> **WHAT YOU HAVE TO DO**
Search the data below for "SHIFT"; list each line that holds it.

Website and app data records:
========================

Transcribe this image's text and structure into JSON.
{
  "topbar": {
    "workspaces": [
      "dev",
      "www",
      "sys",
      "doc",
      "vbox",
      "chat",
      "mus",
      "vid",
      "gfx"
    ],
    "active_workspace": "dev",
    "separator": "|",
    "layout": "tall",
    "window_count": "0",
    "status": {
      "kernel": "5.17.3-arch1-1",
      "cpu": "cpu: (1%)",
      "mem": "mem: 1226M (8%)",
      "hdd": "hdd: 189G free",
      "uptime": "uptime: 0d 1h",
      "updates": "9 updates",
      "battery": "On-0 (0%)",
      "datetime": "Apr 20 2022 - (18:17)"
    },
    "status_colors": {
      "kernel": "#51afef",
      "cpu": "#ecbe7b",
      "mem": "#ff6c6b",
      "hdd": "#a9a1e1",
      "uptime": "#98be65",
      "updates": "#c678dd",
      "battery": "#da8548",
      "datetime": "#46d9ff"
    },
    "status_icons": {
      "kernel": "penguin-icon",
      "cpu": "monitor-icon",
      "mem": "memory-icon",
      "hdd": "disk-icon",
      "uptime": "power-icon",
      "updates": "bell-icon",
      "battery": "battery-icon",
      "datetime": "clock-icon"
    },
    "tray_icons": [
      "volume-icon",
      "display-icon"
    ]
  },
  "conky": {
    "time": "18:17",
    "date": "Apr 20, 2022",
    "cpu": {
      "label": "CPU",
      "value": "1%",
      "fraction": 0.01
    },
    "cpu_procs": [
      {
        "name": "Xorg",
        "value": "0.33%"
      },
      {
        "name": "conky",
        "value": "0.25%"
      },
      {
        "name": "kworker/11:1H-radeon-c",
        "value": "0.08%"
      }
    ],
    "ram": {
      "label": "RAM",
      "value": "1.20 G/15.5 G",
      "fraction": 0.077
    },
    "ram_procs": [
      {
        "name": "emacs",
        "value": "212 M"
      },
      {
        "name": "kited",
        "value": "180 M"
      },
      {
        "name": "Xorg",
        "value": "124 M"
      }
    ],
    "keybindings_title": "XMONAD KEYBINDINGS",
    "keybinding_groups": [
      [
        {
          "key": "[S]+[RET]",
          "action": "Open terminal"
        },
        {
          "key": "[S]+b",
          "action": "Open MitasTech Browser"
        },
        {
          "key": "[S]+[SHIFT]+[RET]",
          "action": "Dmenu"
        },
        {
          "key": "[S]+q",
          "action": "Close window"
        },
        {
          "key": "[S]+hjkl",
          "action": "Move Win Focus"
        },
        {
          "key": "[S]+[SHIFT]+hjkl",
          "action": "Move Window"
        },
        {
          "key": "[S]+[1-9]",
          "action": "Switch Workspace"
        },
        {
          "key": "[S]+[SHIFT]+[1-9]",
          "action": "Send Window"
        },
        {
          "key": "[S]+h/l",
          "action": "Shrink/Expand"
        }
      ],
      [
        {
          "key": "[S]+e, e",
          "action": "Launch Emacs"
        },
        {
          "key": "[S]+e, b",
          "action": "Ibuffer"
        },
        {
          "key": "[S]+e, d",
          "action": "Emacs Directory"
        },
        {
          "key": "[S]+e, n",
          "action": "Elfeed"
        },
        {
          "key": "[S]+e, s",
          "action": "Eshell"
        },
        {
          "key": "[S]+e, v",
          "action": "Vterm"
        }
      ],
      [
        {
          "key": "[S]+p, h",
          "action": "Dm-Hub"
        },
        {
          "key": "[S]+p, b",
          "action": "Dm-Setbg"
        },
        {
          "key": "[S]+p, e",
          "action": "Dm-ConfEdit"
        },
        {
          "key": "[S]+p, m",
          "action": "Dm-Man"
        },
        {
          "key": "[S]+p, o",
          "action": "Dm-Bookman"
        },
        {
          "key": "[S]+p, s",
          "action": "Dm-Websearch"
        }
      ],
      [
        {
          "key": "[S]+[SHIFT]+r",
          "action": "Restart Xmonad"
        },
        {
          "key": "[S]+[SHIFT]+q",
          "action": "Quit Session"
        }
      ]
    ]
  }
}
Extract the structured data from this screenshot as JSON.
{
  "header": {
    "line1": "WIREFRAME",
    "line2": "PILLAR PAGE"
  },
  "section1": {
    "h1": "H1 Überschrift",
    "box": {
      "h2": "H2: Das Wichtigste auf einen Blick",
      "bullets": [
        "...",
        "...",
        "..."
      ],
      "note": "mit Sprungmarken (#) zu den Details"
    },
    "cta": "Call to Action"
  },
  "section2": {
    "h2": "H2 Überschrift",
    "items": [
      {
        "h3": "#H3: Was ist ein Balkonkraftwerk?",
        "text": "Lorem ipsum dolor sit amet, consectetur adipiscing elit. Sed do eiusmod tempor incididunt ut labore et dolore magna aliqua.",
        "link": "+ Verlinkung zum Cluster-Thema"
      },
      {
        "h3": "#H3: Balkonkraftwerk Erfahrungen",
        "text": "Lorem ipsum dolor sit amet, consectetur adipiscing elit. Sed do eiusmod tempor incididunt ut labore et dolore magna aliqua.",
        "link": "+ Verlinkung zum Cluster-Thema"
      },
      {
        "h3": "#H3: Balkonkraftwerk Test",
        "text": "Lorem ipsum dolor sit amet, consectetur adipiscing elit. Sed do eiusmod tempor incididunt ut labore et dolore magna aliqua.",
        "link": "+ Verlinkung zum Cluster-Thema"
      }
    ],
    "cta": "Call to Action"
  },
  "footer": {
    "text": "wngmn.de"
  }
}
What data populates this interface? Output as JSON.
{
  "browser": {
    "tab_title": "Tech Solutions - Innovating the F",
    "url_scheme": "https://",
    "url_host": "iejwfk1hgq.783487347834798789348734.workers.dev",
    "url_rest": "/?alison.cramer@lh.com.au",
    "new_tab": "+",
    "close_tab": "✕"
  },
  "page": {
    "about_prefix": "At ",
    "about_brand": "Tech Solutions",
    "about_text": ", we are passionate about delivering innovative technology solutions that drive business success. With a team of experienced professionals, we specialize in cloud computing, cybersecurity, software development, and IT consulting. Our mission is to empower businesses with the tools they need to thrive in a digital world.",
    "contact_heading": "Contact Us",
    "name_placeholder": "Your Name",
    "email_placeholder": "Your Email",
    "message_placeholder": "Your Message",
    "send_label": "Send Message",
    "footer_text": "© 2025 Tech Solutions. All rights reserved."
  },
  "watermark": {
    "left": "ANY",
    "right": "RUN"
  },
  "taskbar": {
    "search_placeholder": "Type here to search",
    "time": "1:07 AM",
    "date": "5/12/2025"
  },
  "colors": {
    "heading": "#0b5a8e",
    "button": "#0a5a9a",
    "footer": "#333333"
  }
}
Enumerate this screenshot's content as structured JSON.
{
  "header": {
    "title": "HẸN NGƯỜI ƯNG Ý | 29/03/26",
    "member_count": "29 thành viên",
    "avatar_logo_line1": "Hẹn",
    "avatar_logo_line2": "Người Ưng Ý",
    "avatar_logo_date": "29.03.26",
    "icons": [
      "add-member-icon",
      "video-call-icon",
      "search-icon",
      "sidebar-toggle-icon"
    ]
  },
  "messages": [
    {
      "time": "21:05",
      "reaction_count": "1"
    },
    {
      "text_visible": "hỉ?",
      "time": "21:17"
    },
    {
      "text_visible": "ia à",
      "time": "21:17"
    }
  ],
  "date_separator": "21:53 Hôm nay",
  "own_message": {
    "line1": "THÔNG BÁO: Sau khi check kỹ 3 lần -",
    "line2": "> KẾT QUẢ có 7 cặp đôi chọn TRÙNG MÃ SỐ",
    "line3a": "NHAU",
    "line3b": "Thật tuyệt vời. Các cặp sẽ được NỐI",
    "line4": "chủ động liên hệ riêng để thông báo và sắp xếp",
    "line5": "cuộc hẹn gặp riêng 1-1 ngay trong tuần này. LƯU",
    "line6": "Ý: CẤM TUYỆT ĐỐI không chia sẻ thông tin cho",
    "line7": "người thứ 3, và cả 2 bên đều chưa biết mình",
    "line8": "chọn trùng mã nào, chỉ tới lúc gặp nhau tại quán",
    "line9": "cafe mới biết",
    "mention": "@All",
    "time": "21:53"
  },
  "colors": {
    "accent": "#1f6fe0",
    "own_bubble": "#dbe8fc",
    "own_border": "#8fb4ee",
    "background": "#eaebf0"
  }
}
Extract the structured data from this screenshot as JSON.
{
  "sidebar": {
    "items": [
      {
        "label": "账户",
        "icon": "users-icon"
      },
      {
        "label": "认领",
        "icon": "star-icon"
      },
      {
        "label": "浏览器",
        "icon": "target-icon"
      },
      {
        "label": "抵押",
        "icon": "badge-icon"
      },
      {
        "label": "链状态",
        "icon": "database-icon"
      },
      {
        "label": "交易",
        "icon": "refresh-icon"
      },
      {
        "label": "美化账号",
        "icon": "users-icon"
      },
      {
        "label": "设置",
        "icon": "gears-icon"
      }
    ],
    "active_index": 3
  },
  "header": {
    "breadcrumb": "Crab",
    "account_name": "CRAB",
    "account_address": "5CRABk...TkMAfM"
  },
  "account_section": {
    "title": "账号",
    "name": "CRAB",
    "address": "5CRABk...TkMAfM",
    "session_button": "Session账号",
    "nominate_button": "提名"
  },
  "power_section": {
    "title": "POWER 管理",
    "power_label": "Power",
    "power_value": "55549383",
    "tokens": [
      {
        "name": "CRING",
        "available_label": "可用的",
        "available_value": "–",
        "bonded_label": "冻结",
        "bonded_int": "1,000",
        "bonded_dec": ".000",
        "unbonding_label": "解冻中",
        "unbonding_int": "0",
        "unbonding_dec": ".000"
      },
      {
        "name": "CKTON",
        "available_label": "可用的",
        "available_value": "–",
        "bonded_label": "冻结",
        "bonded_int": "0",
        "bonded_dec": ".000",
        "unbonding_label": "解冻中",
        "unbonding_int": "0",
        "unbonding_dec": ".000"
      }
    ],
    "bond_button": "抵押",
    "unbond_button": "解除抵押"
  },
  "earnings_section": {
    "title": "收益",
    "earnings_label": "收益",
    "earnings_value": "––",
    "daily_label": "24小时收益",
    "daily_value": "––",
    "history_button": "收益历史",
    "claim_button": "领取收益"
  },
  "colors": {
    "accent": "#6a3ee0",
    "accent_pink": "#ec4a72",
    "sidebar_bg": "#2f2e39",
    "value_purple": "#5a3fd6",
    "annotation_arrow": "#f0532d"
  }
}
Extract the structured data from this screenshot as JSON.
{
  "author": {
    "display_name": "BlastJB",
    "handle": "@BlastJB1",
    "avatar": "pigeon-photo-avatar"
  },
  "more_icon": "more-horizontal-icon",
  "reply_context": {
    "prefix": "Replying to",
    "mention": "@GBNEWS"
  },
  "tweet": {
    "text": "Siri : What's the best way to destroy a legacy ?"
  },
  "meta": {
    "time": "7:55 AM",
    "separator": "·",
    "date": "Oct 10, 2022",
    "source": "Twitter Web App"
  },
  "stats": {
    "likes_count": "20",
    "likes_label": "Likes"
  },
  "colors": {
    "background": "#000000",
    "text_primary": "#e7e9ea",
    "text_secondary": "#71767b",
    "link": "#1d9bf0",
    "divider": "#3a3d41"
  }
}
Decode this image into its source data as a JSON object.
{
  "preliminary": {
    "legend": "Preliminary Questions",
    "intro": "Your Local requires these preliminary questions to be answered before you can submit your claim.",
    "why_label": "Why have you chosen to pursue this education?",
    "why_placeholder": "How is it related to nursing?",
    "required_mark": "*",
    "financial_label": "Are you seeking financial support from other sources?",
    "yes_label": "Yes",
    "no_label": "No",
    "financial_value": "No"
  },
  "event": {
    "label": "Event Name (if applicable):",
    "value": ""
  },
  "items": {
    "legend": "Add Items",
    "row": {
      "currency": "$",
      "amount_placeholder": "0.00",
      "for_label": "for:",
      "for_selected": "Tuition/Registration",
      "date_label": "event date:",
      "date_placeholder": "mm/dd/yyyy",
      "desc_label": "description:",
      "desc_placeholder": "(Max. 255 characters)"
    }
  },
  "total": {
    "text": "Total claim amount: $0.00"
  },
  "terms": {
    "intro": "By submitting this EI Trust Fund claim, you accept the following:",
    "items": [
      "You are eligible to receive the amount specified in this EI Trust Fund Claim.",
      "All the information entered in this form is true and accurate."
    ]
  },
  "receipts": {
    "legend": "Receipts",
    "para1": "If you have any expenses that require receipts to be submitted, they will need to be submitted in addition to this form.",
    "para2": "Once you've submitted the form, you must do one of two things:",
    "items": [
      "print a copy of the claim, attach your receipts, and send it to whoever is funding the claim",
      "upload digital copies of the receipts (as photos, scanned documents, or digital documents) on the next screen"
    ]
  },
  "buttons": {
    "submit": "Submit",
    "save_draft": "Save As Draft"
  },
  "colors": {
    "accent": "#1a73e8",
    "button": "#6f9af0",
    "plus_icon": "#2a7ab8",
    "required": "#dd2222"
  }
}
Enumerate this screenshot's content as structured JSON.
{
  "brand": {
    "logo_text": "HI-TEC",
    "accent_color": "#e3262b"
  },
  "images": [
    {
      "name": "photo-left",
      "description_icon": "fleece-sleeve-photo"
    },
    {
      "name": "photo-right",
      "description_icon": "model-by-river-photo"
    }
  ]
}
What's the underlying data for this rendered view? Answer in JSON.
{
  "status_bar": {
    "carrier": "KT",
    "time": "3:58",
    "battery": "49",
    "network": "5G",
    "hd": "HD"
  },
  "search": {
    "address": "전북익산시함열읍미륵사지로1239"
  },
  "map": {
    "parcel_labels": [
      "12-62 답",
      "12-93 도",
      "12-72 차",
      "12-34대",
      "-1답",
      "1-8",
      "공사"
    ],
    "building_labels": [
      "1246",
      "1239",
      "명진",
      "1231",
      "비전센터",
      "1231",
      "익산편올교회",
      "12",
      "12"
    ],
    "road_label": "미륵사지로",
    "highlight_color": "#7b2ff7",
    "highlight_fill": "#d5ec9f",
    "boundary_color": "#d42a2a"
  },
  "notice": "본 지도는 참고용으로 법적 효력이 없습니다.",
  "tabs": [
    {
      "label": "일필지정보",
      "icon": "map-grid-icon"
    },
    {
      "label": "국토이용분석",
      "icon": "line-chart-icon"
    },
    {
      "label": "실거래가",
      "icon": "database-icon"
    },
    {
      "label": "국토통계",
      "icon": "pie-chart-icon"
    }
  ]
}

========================

> **EXERCISE ANSWER**
          "key": "[S]+[SHIFT]+[RET]",
          "key": "[S]+[SHIFT]+hjkl",
          "key": "[S]+[SHIFT]+[1-9]",
          "key": "[S]+[SHIFT]+r",
          "key": "[S]+[SHIFT]+q",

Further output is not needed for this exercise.